Appeals court rules against employer in suit over FMLA leave
One of the best ways for a New Jersey business to avoid coming out on the wrong end of a court ruling involving employment law and wrongful termination is to be able to prove that its policies and procedures were applied accurately, fairly and uniformly. A business is now finding that out the hard way after a federal appeals court ruled that the company failed to communicate how it was calculating an employee's benefits under the Family and Medical Leave Act (FMLA), and thus unjustly fired him.

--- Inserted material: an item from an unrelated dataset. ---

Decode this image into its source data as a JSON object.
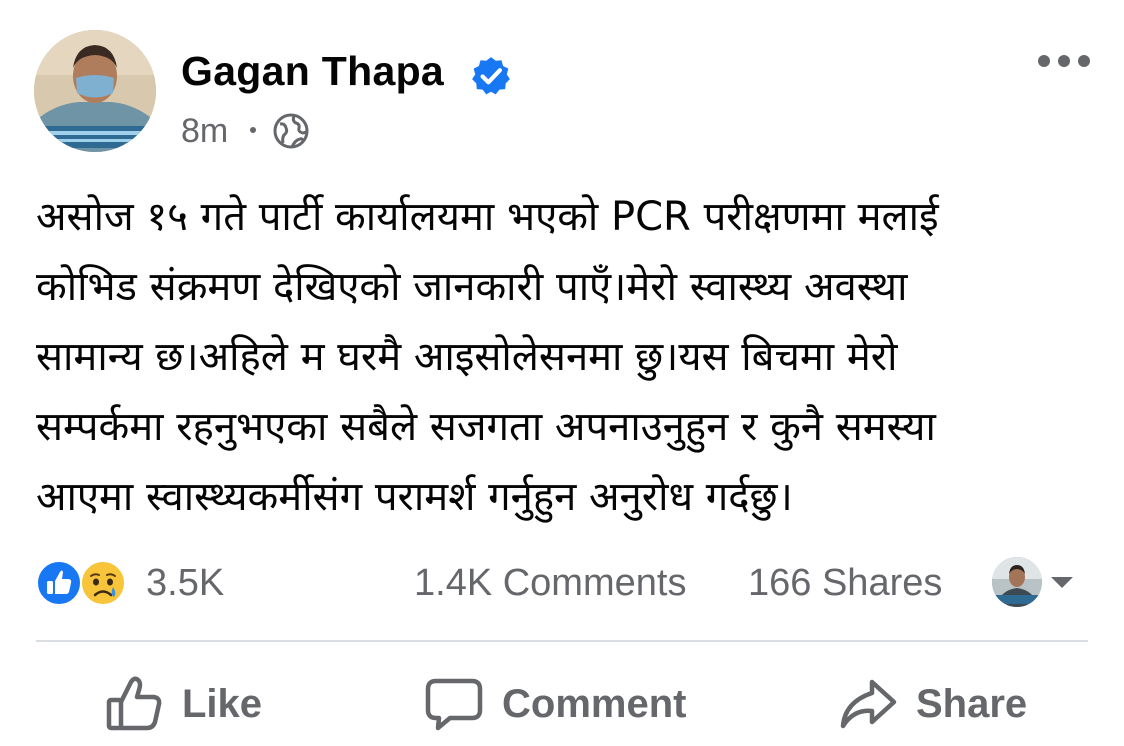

The heart of the matter pertains to how FMLA benefits may be calculated under the appeals court's ruling. One method is based on the fact that employees are eligible for 12 weeks of FMLA leave each calendar year. The other is to calculate an employee's leave backward from the date the employee uses the leave.
In the recently decided case, the company terminated the employee over unexcused absences, based on the company's calculation of when the employee should have returned to work after taking FMLA leave. The employee claimed, however, that he actually had several weeks of leave remaining, based on the more expansive calculation of FMLA benefits.
The court ruled that the company had not clearly informed its employees which method it intended to apply for the purposes of calculating employee leave. As a result, the court ruled that the employee was entitled to damages, which under the FMLA are doubled. That amounts to a total of more than $300,000, factoring in back pay and attorney fees, because of the company's negligence.
Source: Business Insurance, " Employer did not communicate FMLA policy, can't fire worker: Appeals court," Judy Greenwald, Jan. 24, 2012